The only thing better than watching a fine classic movie is learning about what went on behind the cameras. What was that actor really like? What accounts for the trends that sweep through Hollywood? What were audiences expecting back then? The Entertainer is a book for you about classic Hollywood and more.
Margaret Talbot answers these questions and many more in the lively and very readable book, The Entertainer: Movies, Magic and My Father’s Twentieth Century. The hardcover book was published last year, but if you were hoping for a more economical version, now is the time. The paperback will be issued in November. (Preorders available now at Amazon.)
Talbot’s father, Lyle Talbot, whose name I confess I did not remember even though I have seen several of his movies and TV appearances, provides a focus for this history of entertainment in America, from magic shows and one-ring circuses through traveling repertory theater to movies and television.
Once I saw his photo, I did remember his appearances — particularly as the next-door neighbor in “Ozzie and Harriet.” You can see the episode where his character is introduced — as part of the new couple in town — in this YouTube clip.
Talbot had a nicely chiseled appearance and a devotion to entertaining people that included always showing up on time with his lines memorized. In the studio contract days, that was enough to earn him the title “star.”
But he lacked that mysterious “x” factor that made so many of the unknowns he worked with in 1930s Hollywood, like Humphrey Bogart, Spencer Tracy, or Barbara Stanwyck, become REAL stars. But on the other hand, Talbot never lacked for work, something not too many Hollywood aspirants can say.
Talbot’s book spares us the usual “poor little rich kid” tale of a Hollywood actor’s child exposed to sex, drugs and general misbehavior by the elders. That’s because by the time Talbot married her mother, he had sown just about all the wild oats he could find. Several marriages (that quickly failed) to hot babes and a growing problem of alcoholism had just about torpedoed any chance the boy from Nebraska of having a normal life and a family. Yet miraculously, his final marriage straightened him out. Lyle stopped drinking, fathered four children, and put family time above all else.
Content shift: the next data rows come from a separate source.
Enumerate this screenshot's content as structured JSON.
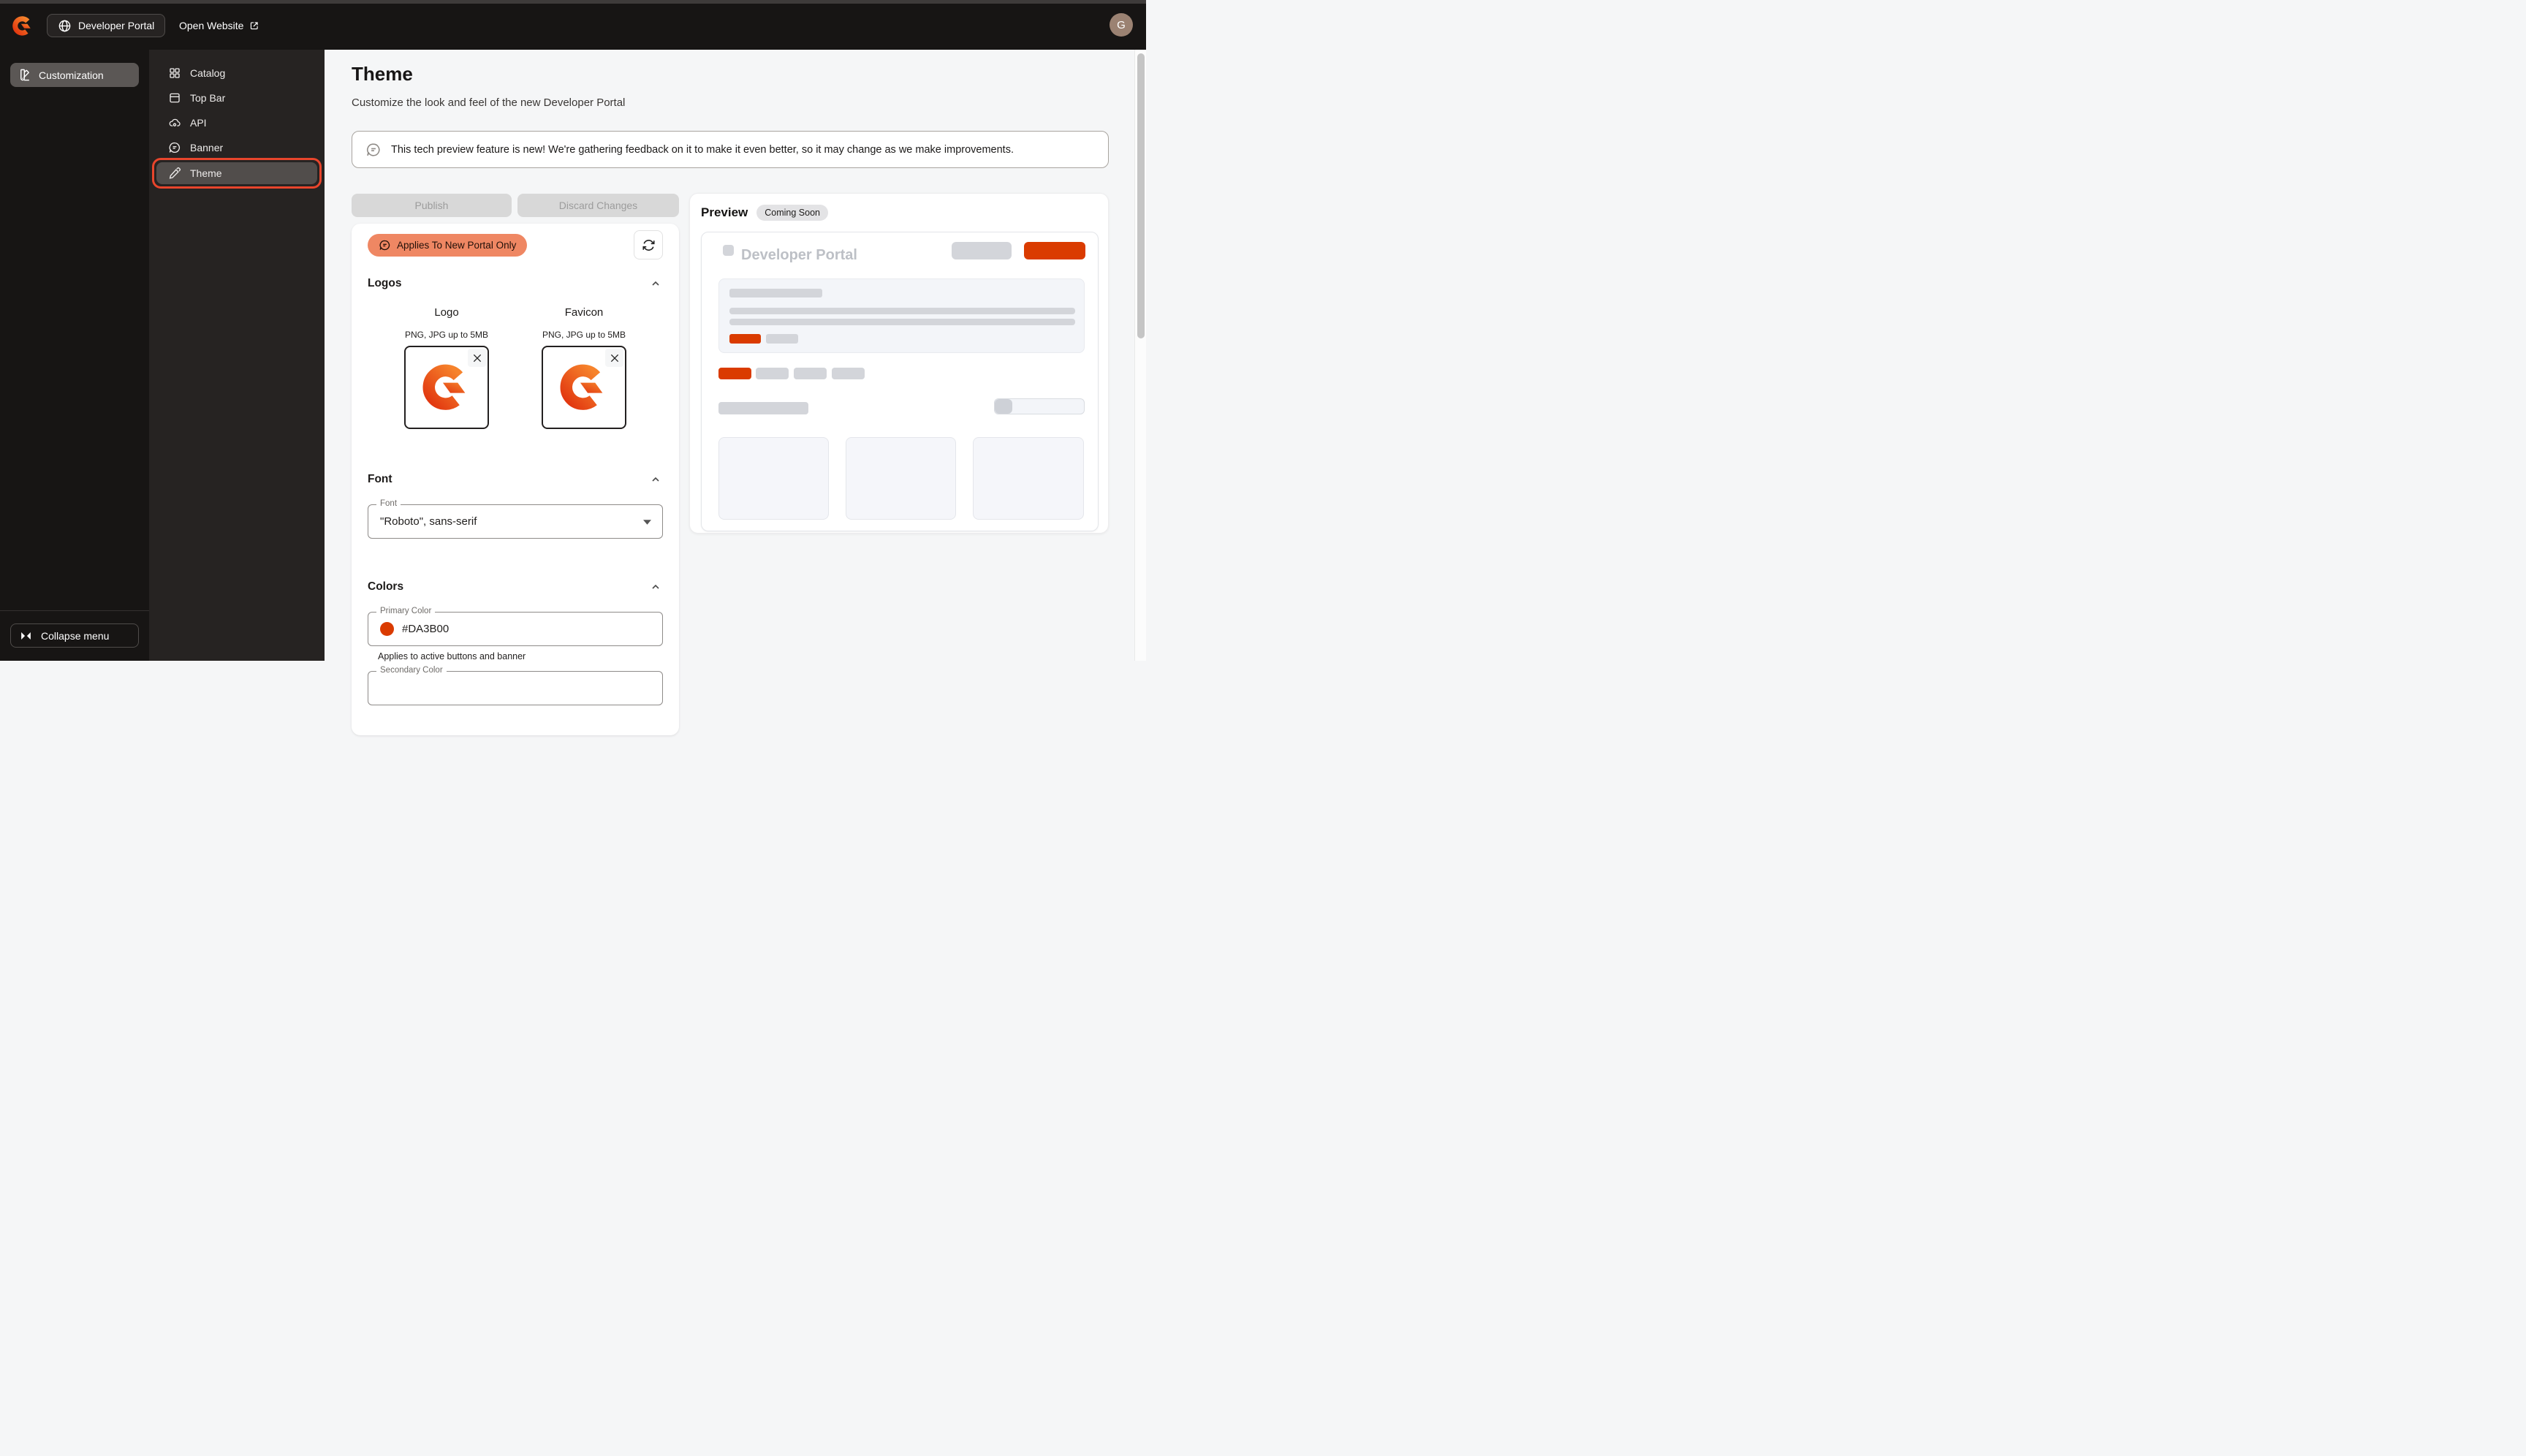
{
  "topbar": {
    "portal_switcher_label": "Developer Portal",
    "open_website_label": "Open Website",
    "avatar_initial": "G"
  },
  "sidebar": {
    "items": [
      {
        "label": "Customization",
        "icon": "swatch-icon",
        "active": true
      }
    ],
    "collapse_label": "Collapse menu"
  },
  "submenu": {
    "items": [
      {
        "label": "Catalog",
        "icon": "catalog-grid-icon",
        "active": false
      },
      {
        "label": "Top Bar",
        "icon": "topbar-window-icon",
        "active": false
      },
      {
        "label": "API",
        "icon": "api-cloud-gear-icon",
        "active": false
      },
      {
        "label": "Banner",
        "icon": "banner-message-icon",
        "active": false
      },
      {
        "label": "Theme",
        "icon": "theme-eyedropper-icon",
        "active": true,
        "highlighted": true
      }
    ]
  },
  "main": {
    "title": "Theme",
    "subtitle": "Customize the look and feel of the new Developer Portal",
    "notice": "This tech preview feature is new! We're gathering feedback on it to make it even better, so it may change as we make improvements.",
    "publish_label": "Publish",
    "discard_label": "Discard Changes",
    "chip_label": "Applies To New Portal Only",
    "sections": {
      "logos": {
        "title": "Logos",
        "uploads": [
          {
            "label": "Logo",
            "hint": "PNG, JPG up to 5MB"
          },
          {
            "label": "Favicon",
            "hint": "PNG, JPG up to 5MB"
          }
        ]
      },
      "font": {
        "title": "Font",
        "field_label": "Font",
        "value": "\"Roboto\", sans-serif"
      },
      "colors": {
        "title": "Colors",
        "primary_label": "Primary Color",
        "primary_value": "#DA3B00",
        "primary_hint": "Applies to active buttons and banner",
        "secondary_label": "Secondary Color"
      }
    }
  },
  "preview": {
    "title": "Preview",
    "badge": "Coming Soon",
    "mock_title": "Developer Portal"
  },
  "colors": {
    "primary": "#DA3B00",
    "chip_bg": "#EF8763",
    "highlight_outline": "#E8452C"
  }
}
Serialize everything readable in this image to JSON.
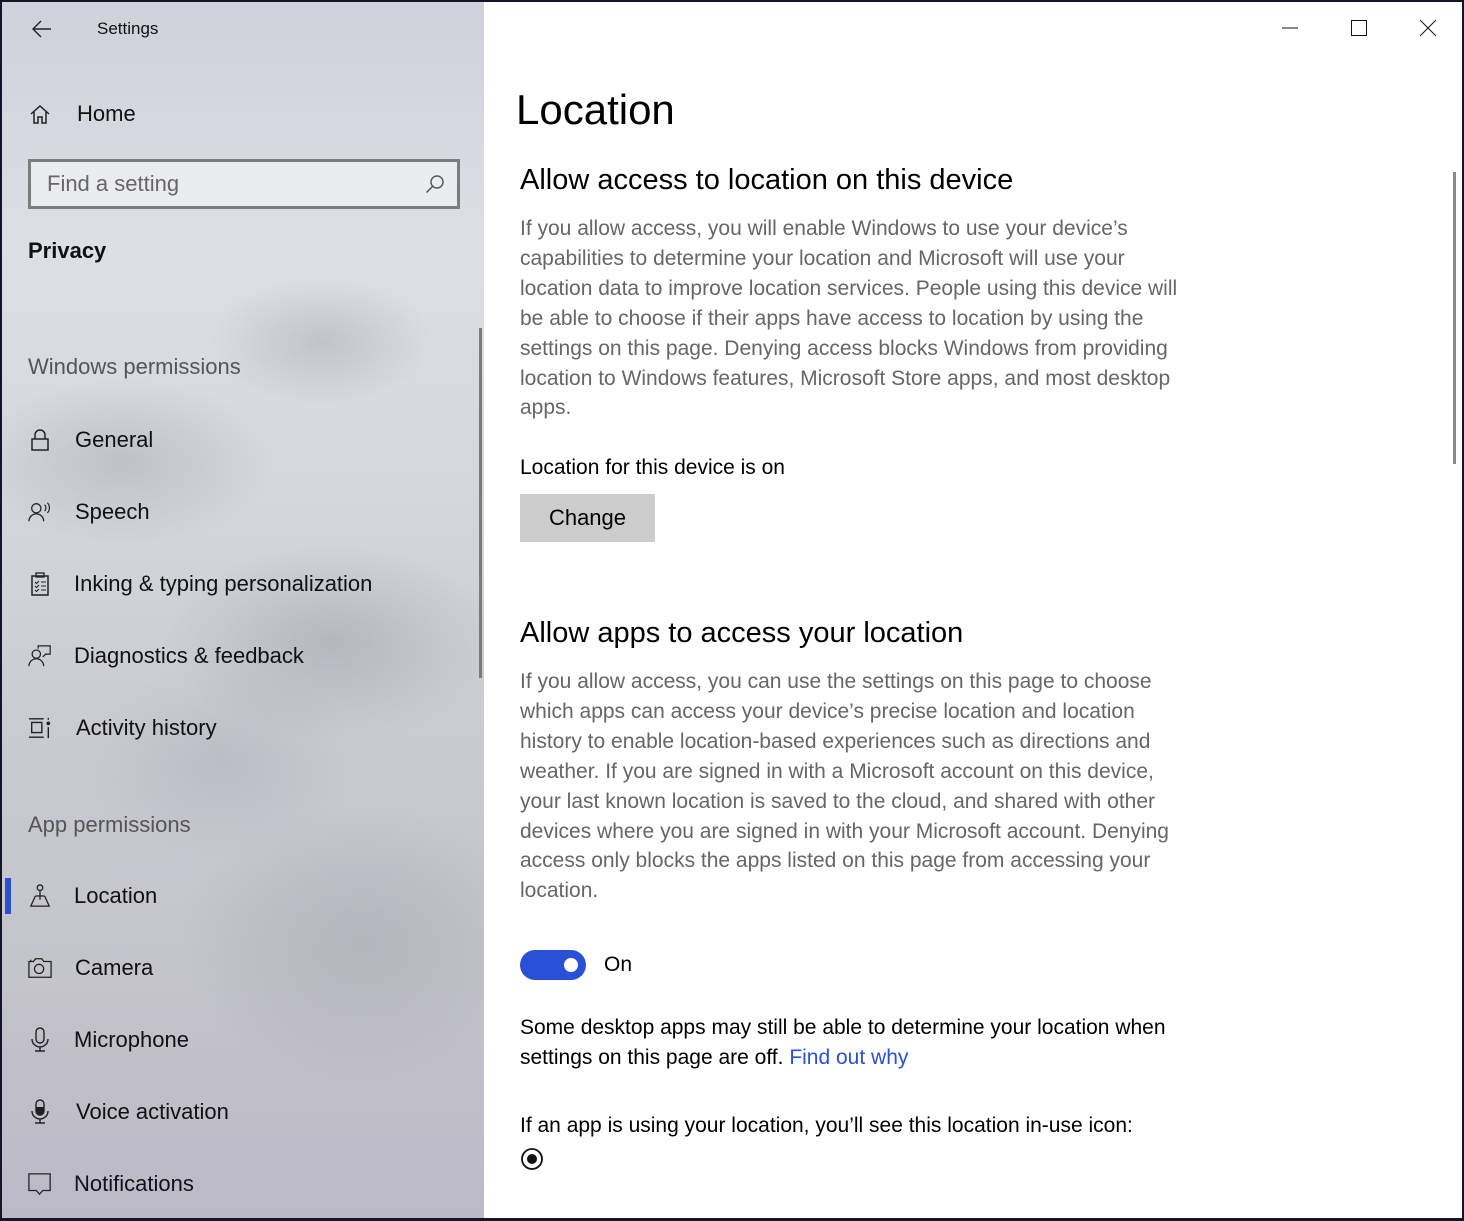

The Entertainer is so much more than a memoir of an almost-famous actor. The experienced writer, Talbot (New Yorker, New Republic, the New York Times Magazine) takes every twist and turn of her father’s life as a way to launch into an explanation of entertainment in American culture, with wonderful details and stories that keep you entertained. Her father would be proud of her.Tags: book review, Carol Lombard, classic movies, Lyle Talbot, Margaret Talbot, Mary Astor, Ozzie and Harriet, Spencer Tracy